The data Block Start
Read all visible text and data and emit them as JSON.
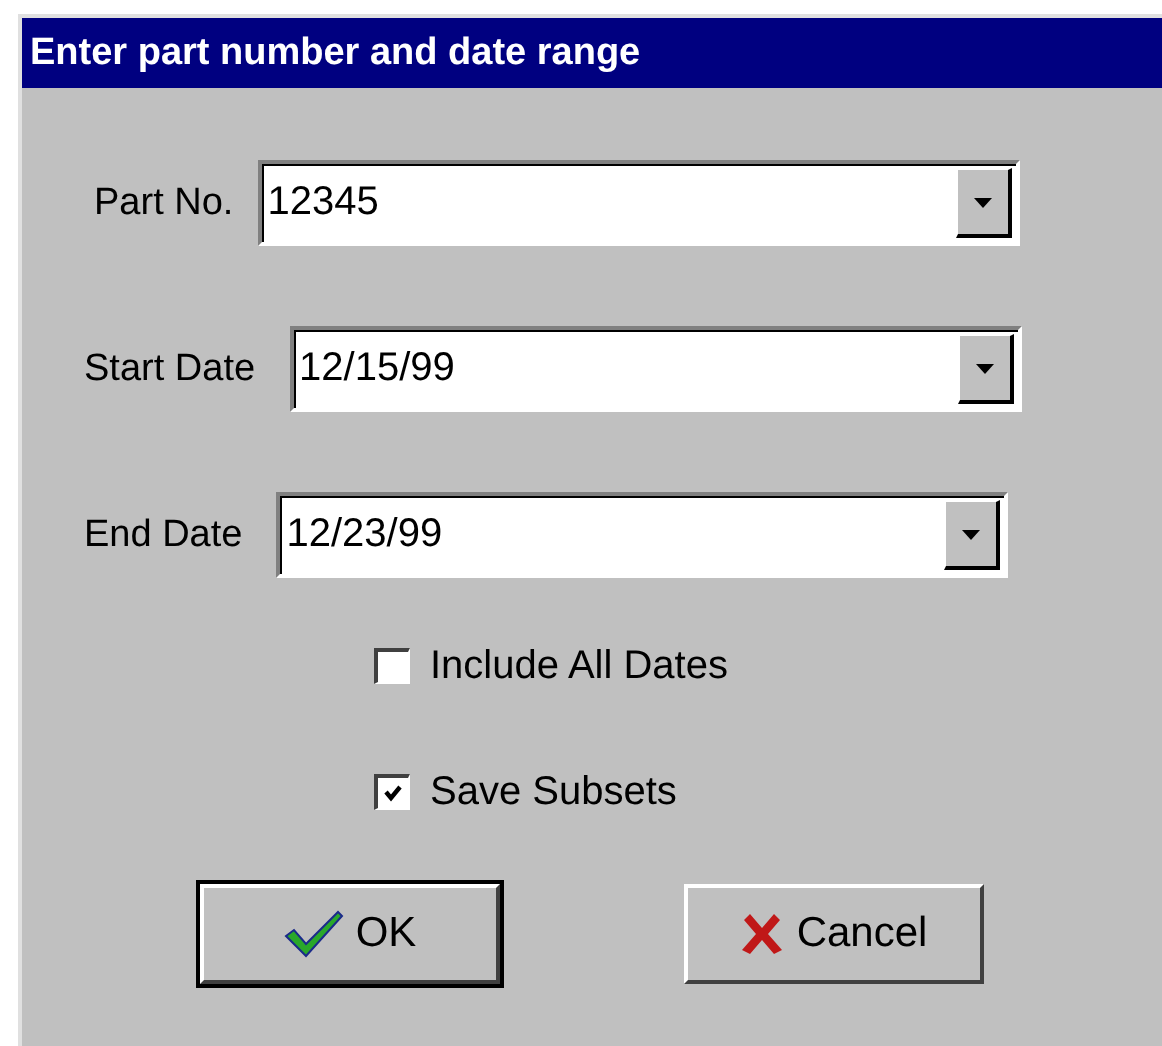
{
  "window": {
    "title": "Enter part number and date range"
  },
  "fields": [
    {
      "label": "Part No.",
      "value": "12345"
    },
    {
      "label": "Start Date",
      "value": "12/15/99"
    },
    {
      "label": "End Date",
      "value": "12/23/99"
    }
  ],
  "checkboxes": [
    {
      "label": "Include All Dates",
      "checked": false
    },
    {
      "label": "Save Subsets",
      "checked": true
    }
  ],
  "buttons": [
    {
      "label": "OK",
      "kind": "ok",
      "default": true
    },
    {
      "label": "Cancel",
      "kind": "cancel",
      "default": false
    }
  ]
}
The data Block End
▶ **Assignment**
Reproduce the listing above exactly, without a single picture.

▶ **Task output**
Read all visible text and data and emit them as JSON.
{
  "window": {
    "title": "Enter part number and date range"
  },
  "fields": [
    {
      "label": "Part No.",
      "value": "12345"
    },
    {
      "label": "Start Date",
      "value": "12/15/99"
    },
    {
      "label": "End Date",
      "value": "12/23/99"
    }
  ],
  "checkboxes": [
    {
      "label": "Include All Dates",
      "checked": false
    },
    {
      "label": "Save Subsets",
      "checked": true
    }
  ],
  "buttons": [
    {
      "label": "OK",
      "kind": "ok",
      "default": true
    },
    {
      "label": "Cancel",
      "kind": "cancel",
      "default": false
    }
  ]
}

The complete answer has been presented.